Task objective:
Your answer should consist of the lines below that hold the word "search".

Data under study:
● ● ● ● ● ● ●
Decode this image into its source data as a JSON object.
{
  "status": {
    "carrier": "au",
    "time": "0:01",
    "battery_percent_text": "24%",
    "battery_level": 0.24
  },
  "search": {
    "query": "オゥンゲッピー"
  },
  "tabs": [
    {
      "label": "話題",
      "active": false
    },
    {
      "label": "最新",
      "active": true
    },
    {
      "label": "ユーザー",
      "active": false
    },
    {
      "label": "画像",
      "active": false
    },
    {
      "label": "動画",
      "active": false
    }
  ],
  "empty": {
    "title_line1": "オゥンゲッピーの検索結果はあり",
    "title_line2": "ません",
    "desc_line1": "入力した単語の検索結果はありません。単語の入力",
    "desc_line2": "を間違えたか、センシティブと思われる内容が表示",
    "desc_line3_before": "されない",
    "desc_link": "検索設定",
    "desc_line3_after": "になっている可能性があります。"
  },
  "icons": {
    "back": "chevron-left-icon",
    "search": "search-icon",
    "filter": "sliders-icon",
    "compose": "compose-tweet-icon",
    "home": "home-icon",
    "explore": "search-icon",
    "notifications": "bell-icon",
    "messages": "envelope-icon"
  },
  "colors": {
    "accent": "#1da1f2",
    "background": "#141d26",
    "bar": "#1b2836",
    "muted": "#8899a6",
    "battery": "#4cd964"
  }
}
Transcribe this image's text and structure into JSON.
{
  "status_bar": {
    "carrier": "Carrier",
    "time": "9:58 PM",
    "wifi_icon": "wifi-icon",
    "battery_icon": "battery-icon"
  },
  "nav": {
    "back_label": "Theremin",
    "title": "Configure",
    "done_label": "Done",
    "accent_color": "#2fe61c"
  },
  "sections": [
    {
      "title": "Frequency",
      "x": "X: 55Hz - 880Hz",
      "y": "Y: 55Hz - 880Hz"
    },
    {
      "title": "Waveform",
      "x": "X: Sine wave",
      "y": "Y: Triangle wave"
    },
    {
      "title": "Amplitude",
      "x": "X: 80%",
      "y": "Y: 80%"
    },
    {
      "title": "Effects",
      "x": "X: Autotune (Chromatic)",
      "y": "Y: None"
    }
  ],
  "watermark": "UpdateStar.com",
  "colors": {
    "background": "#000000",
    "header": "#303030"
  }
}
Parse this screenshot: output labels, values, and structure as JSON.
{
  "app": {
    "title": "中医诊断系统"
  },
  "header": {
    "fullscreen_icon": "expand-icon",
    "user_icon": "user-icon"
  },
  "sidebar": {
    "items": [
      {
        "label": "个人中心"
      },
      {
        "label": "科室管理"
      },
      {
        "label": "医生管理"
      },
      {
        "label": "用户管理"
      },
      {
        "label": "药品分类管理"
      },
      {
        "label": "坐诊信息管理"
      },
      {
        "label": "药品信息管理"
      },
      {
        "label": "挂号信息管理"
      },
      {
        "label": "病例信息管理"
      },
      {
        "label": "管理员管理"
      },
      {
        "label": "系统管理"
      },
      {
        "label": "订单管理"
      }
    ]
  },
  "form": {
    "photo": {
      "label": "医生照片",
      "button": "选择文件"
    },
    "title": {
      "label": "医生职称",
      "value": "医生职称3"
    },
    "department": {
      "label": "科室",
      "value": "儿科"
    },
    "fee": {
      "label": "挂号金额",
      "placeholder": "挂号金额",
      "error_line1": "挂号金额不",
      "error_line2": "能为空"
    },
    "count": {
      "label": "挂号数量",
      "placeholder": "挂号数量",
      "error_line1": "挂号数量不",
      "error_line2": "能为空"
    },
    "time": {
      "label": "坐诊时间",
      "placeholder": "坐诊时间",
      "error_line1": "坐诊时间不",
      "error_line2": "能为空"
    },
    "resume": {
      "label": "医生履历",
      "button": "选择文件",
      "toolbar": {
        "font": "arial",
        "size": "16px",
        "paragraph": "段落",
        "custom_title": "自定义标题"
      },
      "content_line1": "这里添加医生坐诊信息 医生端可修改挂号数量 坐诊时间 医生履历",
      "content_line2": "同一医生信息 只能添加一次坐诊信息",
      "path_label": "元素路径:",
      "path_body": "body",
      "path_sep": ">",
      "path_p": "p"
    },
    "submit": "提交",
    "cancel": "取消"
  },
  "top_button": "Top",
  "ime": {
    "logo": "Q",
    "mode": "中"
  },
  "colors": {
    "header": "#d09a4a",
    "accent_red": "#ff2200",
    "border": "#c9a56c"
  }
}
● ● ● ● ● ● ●
Final answer:
  "search": {
    "search": "search-icon",
    "explore": "search-icon",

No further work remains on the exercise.